“People might lack the details or not talk about these issues in a truly eloquent way, but there’s an awareness that these issues exist,” Correa said. “There’s still a lot of unawareness or plain ignorance about transgender issues and gender expression.”
Wilenchek said that she also sees an increased cognizance of the topics the symposium addresses, and is hopeful that it is one way that positive change is occurring on CU’s campus.
“There’s still a lot of challenges [for transfolk], a lot of things that are going to take years to change,” Wilenchek said. “Even this symposium is a good thing.”
Though the face of the symposium may have changed since its first, highly-funded year, the goal of education and awareness has remained much the same.
Kyle Inselman, a junior queer studies and film studies major, said that the speakers will help place a face to transgender topics for those who attend.
“The goal [of the Symposium] would be to provide a taste of the diversity that goes beyond basics, and really brings out the human aspect,” Inselman said.
The organizers said that a theme tends to organically develop each year. This year there are some intersections of the presentation regarding sexuality in the transgender community.
Palermo said that she was inspired by Angie Zapata, a transgender teen who was killed in Greeley. She chose speakers that would explore transpeople’s place in the sexual landscape.
“It was a really emotional experience for me as a transwoman to be up close and personal with that kind of violence against us,” Palermo said. “So I was thinking of this conference in a way of examining transpeople and sexuality.”
Rev. Himschoot and Taormino offer two very different approaches to the topic of sexuality and gender, both which of their presentations will center on.
For someone interested in attending the symposium for the first time, who may be curious but not versed in transgender issues, those involved in its planning all said they agree it is a matter of personal taste which event to see, but have different advice.
“If you can’t make it to everything, and can make it to one thing, definitely make it to Tristan’s,” Inselman said. “Dylan and Malcolm are local, they’ll probably be back at some point or you can catch them at something else.”
On the other hand, Correa says that Tristan Taormino, an award-winning author and educator on positive sex and a pornographer, may not be the easiest introduction into transgender discussion for everyone, because some may need more background before benefitting from her presentations.

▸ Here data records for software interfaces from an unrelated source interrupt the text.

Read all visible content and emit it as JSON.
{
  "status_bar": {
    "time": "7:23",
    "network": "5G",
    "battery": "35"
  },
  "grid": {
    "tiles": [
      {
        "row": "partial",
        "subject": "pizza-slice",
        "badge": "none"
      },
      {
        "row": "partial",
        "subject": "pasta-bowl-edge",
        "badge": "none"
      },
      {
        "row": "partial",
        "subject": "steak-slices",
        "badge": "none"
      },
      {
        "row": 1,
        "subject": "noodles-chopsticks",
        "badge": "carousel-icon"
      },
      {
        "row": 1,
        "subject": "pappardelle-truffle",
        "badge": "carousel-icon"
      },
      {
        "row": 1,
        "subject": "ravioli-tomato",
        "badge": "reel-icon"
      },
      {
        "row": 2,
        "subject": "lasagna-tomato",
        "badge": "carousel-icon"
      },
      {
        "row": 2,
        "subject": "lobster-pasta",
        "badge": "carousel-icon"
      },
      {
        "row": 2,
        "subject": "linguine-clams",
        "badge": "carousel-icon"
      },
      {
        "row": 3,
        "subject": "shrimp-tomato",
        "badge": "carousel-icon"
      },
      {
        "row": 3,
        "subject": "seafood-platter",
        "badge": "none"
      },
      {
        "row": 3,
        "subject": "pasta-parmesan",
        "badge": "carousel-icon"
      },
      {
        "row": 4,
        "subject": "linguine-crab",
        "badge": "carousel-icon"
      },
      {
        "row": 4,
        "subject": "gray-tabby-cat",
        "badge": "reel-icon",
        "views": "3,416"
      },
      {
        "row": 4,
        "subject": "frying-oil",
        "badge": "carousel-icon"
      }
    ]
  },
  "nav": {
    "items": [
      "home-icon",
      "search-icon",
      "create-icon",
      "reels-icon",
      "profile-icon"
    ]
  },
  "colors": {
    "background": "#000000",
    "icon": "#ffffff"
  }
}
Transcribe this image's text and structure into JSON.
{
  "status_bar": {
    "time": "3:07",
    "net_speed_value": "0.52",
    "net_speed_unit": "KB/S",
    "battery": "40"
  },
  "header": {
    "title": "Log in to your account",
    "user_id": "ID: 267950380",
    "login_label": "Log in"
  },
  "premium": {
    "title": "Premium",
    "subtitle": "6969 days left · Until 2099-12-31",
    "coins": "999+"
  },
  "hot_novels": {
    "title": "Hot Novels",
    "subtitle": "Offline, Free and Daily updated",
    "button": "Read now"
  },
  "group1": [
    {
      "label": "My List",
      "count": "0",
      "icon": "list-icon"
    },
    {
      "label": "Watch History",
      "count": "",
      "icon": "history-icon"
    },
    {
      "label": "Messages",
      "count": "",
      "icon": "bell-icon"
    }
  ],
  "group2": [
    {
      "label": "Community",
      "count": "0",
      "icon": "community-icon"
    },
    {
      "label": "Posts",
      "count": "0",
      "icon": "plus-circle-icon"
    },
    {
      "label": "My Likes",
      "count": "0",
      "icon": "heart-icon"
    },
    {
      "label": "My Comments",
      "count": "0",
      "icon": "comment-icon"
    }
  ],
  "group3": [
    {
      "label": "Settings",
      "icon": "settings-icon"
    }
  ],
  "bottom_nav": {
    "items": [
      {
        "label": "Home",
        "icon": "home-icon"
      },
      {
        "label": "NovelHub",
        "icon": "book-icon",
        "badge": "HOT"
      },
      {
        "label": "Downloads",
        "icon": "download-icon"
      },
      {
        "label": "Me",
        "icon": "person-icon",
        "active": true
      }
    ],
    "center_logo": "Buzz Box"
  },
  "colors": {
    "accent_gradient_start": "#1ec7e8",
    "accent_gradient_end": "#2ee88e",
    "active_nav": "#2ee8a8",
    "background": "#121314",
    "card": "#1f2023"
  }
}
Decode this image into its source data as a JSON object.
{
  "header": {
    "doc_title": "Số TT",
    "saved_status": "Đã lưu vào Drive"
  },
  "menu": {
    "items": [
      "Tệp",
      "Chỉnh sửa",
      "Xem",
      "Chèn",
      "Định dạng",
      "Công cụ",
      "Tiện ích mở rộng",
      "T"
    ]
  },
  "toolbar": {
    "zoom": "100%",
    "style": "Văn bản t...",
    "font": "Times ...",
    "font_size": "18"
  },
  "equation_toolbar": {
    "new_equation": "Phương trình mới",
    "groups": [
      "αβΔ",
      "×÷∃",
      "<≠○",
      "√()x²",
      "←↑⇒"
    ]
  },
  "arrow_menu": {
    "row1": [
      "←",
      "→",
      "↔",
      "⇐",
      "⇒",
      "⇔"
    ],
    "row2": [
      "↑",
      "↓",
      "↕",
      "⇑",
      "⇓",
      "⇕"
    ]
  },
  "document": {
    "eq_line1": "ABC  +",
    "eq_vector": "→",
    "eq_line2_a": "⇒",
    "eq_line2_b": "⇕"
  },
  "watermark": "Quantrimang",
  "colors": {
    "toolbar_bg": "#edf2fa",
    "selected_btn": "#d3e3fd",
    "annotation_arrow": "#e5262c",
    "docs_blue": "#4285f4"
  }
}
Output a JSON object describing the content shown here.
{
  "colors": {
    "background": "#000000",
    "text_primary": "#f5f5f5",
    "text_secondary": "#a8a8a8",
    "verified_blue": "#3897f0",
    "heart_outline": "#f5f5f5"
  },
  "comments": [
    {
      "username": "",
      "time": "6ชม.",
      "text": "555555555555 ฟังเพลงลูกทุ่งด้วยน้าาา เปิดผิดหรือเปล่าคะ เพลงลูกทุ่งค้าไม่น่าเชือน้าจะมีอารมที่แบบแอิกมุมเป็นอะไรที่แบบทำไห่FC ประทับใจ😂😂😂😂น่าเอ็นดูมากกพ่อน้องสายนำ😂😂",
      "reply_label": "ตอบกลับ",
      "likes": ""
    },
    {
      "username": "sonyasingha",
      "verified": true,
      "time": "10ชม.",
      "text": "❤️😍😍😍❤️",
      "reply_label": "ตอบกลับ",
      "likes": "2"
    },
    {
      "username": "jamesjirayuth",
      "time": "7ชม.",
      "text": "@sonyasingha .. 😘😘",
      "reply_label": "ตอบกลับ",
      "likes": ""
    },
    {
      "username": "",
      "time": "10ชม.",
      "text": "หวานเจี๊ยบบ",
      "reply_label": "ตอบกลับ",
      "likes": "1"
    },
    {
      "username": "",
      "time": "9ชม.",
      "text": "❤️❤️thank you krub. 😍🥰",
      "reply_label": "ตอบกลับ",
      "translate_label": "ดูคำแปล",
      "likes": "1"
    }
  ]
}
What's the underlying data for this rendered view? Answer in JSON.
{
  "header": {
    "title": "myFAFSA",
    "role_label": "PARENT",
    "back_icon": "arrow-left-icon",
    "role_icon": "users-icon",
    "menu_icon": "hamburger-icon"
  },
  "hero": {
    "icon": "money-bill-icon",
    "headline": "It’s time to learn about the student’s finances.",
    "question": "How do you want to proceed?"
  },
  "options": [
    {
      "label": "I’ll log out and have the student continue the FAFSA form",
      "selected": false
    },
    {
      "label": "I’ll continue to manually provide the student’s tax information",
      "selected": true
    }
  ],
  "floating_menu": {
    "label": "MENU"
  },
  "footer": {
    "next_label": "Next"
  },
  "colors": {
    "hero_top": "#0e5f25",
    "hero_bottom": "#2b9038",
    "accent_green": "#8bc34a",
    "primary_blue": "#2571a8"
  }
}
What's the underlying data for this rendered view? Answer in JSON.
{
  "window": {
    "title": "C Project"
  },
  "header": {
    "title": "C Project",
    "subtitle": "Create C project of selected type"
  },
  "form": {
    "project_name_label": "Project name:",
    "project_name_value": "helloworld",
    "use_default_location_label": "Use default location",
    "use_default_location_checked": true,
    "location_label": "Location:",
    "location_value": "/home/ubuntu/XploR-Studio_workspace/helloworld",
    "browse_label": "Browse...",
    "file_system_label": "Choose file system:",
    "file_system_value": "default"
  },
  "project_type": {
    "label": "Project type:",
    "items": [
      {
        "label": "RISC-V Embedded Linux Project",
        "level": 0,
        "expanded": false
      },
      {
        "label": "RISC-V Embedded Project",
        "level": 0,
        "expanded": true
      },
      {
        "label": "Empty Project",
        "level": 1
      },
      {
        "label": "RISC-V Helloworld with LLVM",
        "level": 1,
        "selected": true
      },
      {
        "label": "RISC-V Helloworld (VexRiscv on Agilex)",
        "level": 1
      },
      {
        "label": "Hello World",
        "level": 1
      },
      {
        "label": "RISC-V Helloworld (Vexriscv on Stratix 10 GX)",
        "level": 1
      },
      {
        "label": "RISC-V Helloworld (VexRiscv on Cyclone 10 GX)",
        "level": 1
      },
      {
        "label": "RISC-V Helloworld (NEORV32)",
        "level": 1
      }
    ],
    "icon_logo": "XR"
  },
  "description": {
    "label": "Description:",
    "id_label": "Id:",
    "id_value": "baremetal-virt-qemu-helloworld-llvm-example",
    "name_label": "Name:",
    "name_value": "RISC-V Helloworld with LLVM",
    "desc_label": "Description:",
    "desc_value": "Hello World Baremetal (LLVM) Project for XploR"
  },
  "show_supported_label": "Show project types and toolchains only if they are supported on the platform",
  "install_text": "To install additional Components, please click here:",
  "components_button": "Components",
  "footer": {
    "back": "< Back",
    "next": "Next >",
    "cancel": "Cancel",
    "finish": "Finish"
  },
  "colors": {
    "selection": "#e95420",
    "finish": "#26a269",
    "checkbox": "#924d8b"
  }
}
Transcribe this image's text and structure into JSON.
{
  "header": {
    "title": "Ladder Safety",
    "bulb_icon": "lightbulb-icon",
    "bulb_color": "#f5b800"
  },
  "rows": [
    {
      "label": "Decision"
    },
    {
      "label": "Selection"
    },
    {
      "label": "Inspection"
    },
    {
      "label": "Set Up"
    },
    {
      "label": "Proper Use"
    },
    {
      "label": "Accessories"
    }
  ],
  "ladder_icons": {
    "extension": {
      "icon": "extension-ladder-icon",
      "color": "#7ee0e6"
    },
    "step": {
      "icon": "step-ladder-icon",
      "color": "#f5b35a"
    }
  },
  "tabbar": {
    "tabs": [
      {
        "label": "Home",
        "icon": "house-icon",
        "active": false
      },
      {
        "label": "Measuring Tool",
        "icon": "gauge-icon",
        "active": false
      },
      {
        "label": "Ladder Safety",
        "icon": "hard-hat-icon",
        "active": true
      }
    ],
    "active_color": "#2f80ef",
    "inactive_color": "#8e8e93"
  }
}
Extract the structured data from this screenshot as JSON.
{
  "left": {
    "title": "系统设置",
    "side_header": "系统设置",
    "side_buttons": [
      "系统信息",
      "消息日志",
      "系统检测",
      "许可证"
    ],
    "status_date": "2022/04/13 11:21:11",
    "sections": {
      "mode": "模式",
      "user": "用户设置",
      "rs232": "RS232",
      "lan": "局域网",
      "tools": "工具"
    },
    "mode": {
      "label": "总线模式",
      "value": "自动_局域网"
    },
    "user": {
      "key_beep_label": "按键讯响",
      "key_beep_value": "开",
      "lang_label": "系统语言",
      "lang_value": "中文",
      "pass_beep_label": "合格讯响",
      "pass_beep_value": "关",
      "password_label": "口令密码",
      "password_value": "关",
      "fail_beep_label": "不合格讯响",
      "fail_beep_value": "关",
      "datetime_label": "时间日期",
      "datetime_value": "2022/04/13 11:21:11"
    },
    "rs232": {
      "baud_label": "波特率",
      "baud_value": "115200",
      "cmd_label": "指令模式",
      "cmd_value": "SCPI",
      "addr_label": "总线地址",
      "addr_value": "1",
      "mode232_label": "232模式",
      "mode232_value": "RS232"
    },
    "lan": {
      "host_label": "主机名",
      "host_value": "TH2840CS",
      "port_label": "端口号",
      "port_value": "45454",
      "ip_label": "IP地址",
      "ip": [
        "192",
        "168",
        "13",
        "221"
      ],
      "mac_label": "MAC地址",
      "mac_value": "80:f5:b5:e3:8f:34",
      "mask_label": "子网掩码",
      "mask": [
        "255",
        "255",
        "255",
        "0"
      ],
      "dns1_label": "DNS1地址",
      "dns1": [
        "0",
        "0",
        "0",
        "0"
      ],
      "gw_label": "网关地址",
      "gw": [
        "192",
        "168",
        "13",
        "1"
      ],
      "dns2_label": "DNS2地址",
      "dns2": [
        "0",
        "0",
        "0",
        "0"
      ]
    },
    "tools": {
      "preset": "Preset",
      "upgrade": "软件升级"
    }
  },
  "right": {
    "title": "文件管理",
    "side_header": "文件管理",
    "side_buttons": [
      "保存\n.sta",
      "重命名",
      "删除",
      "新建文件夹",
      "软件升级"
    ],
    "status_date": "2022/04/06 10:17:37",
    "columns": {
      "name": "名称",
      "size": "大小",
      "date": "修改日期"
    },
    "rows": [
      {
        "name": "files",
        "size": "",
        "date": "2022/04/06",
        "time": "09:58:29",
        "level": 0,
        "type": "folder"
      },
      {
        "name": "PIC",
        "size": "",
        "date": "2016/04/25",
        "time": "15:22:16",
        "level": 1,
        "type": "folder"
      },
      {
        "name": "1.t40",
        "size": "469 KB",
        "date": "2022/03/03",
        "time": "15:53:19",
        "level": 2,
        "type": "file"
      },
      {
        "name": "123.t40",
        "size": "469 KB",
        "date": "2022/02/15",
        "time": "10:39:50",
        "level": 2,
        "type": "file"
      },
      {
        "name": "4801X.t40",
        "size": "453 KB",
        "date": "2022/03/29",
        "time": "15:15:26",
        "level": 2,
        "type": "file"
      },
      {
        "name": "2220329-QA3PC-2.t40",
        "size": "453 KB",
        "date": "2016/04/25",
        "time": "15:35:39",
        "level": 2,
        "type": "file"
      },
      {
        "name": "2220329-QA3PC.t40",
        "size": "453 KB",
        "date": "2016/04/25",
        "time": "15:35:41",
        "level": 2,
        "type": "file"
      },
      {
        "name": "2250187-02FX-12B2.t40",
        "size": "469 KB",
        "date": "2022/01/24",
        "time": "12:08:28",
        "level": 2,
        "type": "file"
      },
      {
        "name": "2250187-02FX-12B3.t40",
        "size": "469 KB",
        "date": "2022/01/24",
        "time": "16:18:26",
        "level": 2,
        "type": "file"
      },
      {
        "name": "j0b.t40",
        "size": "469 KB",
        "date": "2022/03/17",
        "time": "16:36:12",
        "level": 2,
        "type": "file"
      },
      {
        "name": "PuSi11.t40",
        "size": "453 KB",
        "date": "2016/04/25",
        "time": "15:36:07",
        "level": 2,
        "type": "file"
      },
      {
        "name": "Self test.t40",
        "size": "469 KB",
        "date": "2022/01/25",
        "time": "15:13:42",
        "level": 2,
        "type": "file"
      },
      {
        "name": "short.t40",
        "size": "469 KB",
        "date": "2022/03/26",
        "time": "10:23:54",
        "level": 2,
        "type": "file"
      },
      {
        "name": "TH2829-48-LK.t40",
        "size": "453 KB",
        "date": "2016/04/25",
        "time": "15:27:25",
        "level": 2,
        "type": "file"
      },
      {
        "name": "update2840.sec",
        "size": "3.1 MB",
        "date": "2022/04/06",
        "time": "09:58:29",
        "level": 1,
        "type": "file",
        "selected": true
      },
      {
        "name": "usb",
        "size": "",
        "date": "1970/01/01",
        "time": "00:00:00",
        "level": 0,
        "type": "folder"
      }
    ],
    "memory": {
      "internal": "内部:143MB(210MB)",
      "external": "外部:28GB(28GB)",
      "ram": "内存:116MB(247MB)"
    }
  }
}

“For someone really new and just wanting to learn, I’d recommend the interactive theatre or even the film ‘Still Black,’” Correa said.
Regardless of what event is of interest, Correa says that the symposium can be helpful for all people, not just the trans or LGBTQ community and their allies.
“I hope to get people to recognize that everyone has a gender experience and gender identity, everyone can benefit from talking about gender,” Correa said. “All are welcome, we’d love to see as many people there as possible.”
Those involved in the organization of the Transgender Symposium had an additional motivation this year.
“This year’s will…to some degree, memorialize Tito Torres who died tragically in December of last year,” Palermo said. “There was an outpouring of grief, and we’re going to have a display of photos for him and at the start of the first session, we’re going to have a moment of silence.”
Torres, who was involved in the student group Stop Hate on Campus (SHOC), was very involved in the planning and funding of past Symposiums, Wilenchek said.
“His spirit will be very much alive this weekend,” Wilenchek said.
For more information, visit the GLBT Resource Center Web site.
Contact CU Independent Copy Editor and Speak Out! Editor Molly Maher at email@example.com.